WORK TO BE COMPLETED
For each line in the records that contains "total", make a copy.

App and web page records:
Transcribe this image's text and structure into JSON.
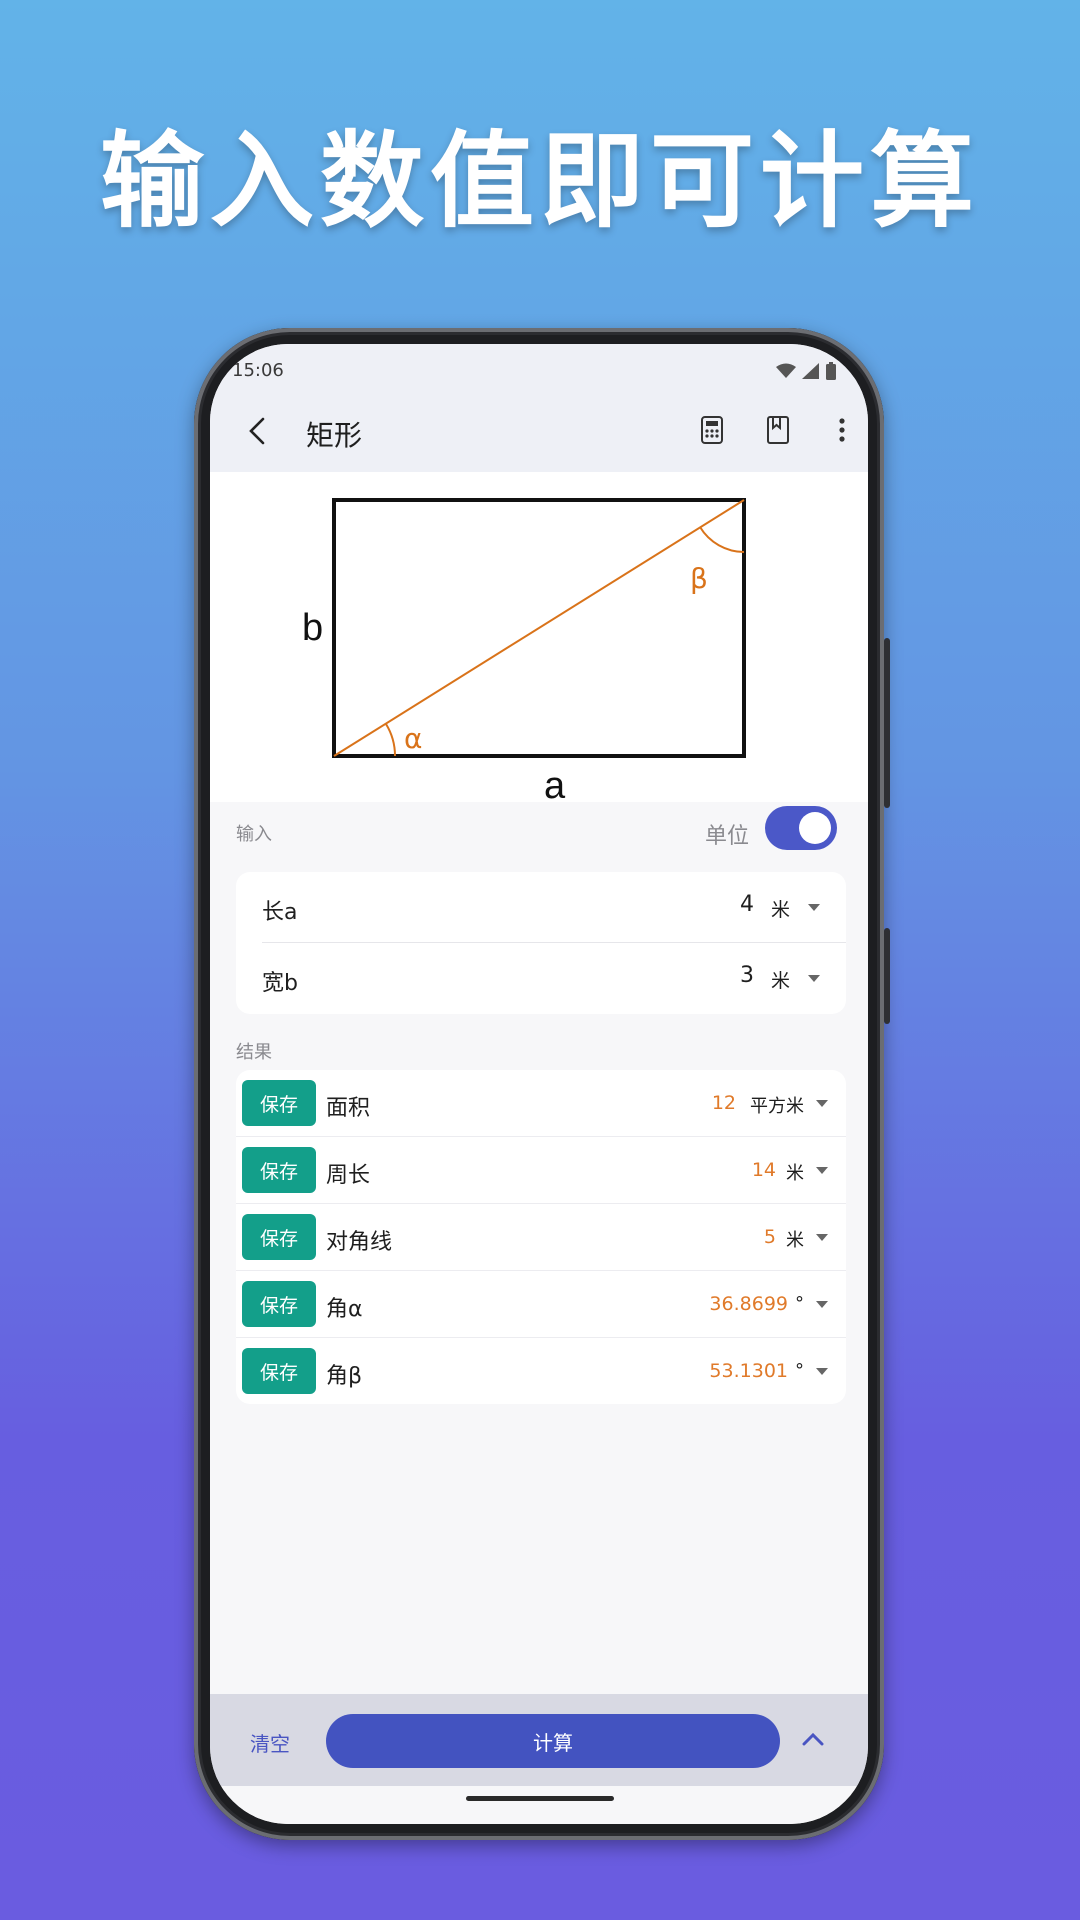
{
  "headline": "输入数值即可计算",
  "status_bar": {
    "time": "15:06"
  },
  "app_bar": {
    "title": "矩形",
    "icons": [
      "back-icon",
      "calculator-icon",
      "bookmark-icon",
      "more-vert-icon"
    ]
  },
  "figure": {
    "label_a": "a",
    "label_b": "b",
    "label_alpha": "α",
    "label_beta": "β"
  },
  "input_section": {
    "label": "输入",
    "unit_toggle_label": "单位",
    "unit_toggle_on": true,
    "rows": [
      {
        "label": "长a",
        "value": "4",
        "unit": "米"
      },
      {
        "label": "宽b",
        "value": "3",
        "unit": "米"
      }
    ]
  },
  "result_section": {
    "label": "结果",
    "save_label": "保存",
    "rows": [
      {
        "label": "面积",
        "value": "12",
        "unit": "平方米"
      },
      {
        "label": "周长",
        "value": "14",
        "unit": "米"
      },
      {
        "label": "对角线",
        "value": "5",
        "unit": "米"
      },
      {
        "label": "角α",
        "value": "36.8699",
        "unit": "°"
      },
      {
        "label": "角β",
        "value": "53.1301",
        "unit": "°"
      }
    ]
  },
  "bottom_bar": {
    "clear_label": "清空",
    "calculate_label": "计算"
  },
  "colors": {
    "accent": "#4353c0",
    "save_button": "#139f8a",
    "result_value": "#e07a2a",
    "figure_line": "#d9731a"
  }
}
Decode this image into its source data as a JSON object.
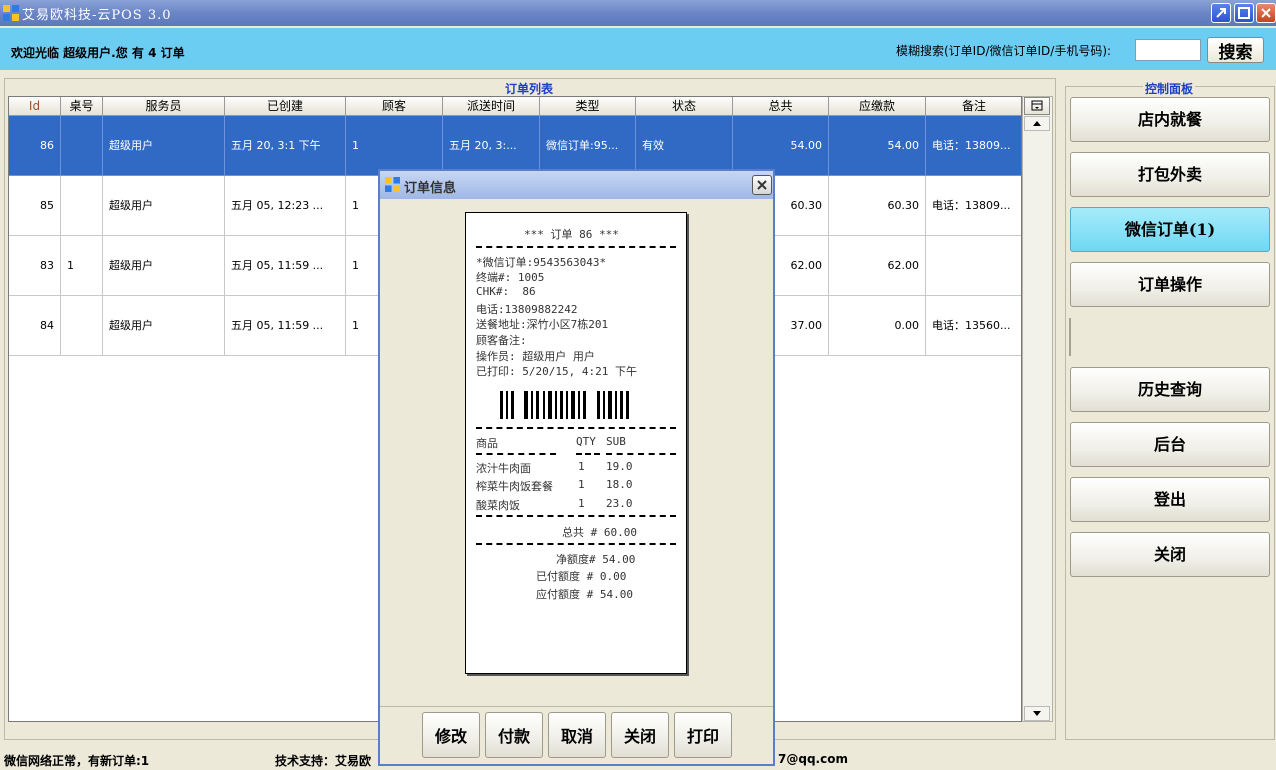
{
  "window": {
    "title": "艾易欧科技-云POS 3.0"
  },
  "header": {
    "welcome": "欢迎光临 超级用户.您 有 4 订单",
    "search_label": "模糊搜索(订单ID/微信订单ID/手机号码):",
    "search_value": "",
    "search_button": "搜索"
  },
  "order_list": {
    "title": "订单列表",
    "columns": [
      "Id",
      "桌号",
      "服务员",
      "已创建",
      "顾客",
      "派送时间",
      "类型",
      "状态",
      "总共",
      "应缴款",
      "备注"
    ],
    "rows": [
      {
        "id": "86",
        "table": "",
        "waiter": "超级用户",
        "created": "五月 20, 3:1 下午",
        "customer": "1",
        "delivery": "五月 20, 3:...",
        "type": "微信订单:95...",
        "status": "有效",
        "total": "54.00",
        "due": "54.00",
        "note": "电话：13809..."
      },
      {
        "id": "85",
        "table": "",
        "waiter": "超级用户",
        "created": "五月 05, 12:23 ...",
        "customer": "1",
        "delivery": "",
        "type": "",
        "status": "",
        "total": "60.30",
        "due": "60.30",
        "note": "电话：13809..."
      },
      {
        "id": "83",
        "table": "1",
        "waiter": "超级用户",
        "created": "五月 05, 11:59 ...",
        "customer": "1",
        "delivery": "",
        "type": "",
        "status": "",
        "total": "62.00",
        "due": "62.00",
        "note": ""
      },
      {
        "id": "84",
        "table": "",
        "waiter": "超级用户",
        "created": "五月 05, 11:59 ...",
        "customer": "1",
        "delivery": "",
        "type": "",
        "status": "",
        "total": "37.00",
        "due": "0.00",
        "note": "电话：13560..."
      }
    ]
  },
  "control_panel": {
    "title": "控制面板",
    "buttons": [
      "店内就餐",
      "打包外卖",
      "微信订单(1)",
      "订单操作",
      "历史查询",
      "后台",
      "登出",
      "关闭"
    ],
    "active": "微信订单(1)"
  },
  "status_bar": {
    "left": "微信网络正常，有新订单:1",
    "mid": "技术支持：艾易欧",
    "right": "7@qq.com"
  },
  "modal": {
    "title": "订单信息",
    "receipt": {
      "header": "*** 订单 86 ***",
      "wechat_order": "*微信订单:9543563043*",
      "terminal": "终端#: 1005",
      "chk": "CHK#:  86",
      "phone": "电话:13809882242",
      "address": "送餐地址:深竹小区7栋201",
      "customer_note": "顾客备注:",
      "operator": "操作员: 超级用户 用户",
      "printed": "已打印: 5/20/15, 4:21 下午",
      "col_item": "商品",
      "col_qty": "QTY",
      "col_sub": "SUB",
      "items": [
        {
          "name": "浓汁牛肉面",
          "qty": "1",
          "sub": "19.0"
        },
        {
          "name": "榨菜牛肉饭套餐",
          "qty": "1",
          "sub": "18.0"
        },
        {
          "name": "酸菜肉饭",
          "qty": "1",
          "sub": "23.0"
        }
      ],
      "total": "总共 # 60.00",
      "net": "净额度# 54.00",
      "paid": "已付额度 # 0.00",
      "due": "应付额度 # 54.00"
    },
    "buttons": [
      "修改",
      "付款",
      "取消",
      "关闭",
      "打印"
    ]
  },
  "colors": {
    "header_bg": "#6ccdf3",
    "selected_row": "#316ac5",
    "panel_title": "#1d41c5",
    "active_button": "#6fd8f3"
  },
  "icons": [
    "app-icon",
    "minimize-icon",
    "maximize-icon",
    "close-icon",
    "column-menu-icon",
    "scroll-up-icon",
    "scroll-down-icon",
    "modal-app-icon",
    "modal-close-icon",
    "barcode-image"
  ]
}
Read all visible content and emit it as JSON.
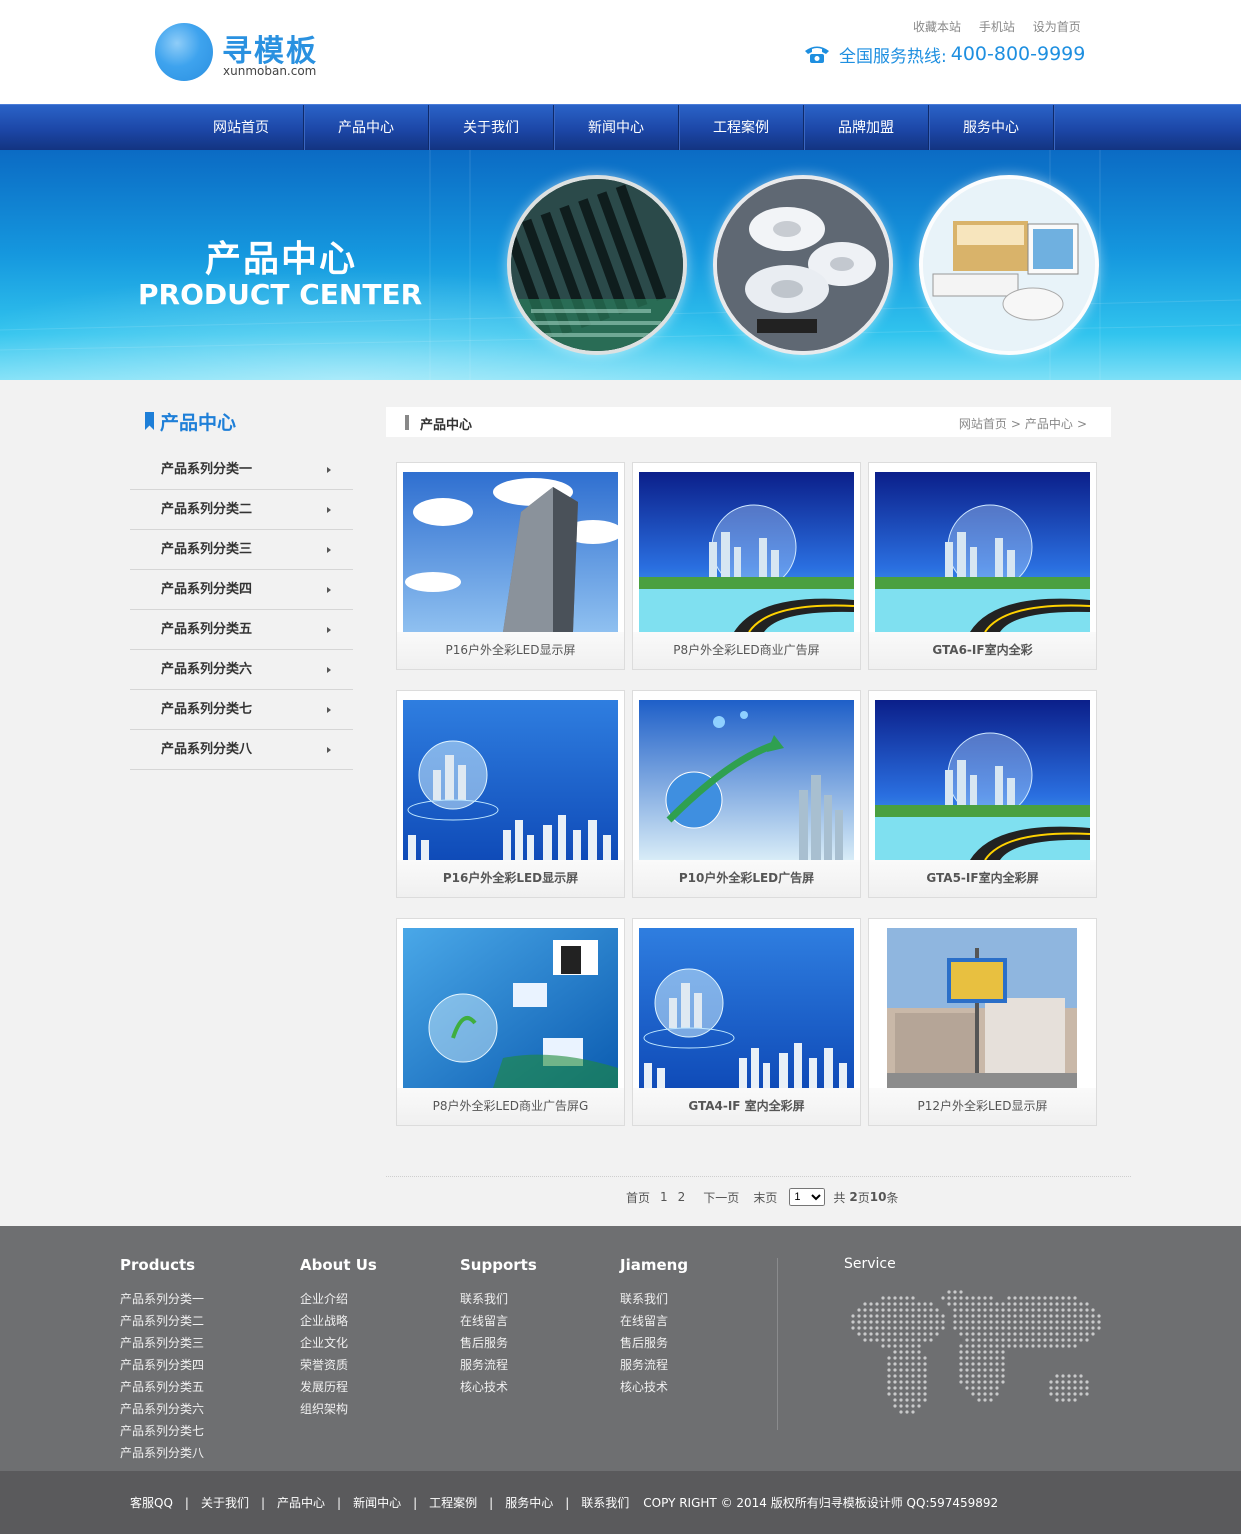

TASK OUTPUT
        "total": "54.00",
        "total": "60.30",
        "total": "62.00",
        "total": "37.00",
      "total": "总共 # 60.00",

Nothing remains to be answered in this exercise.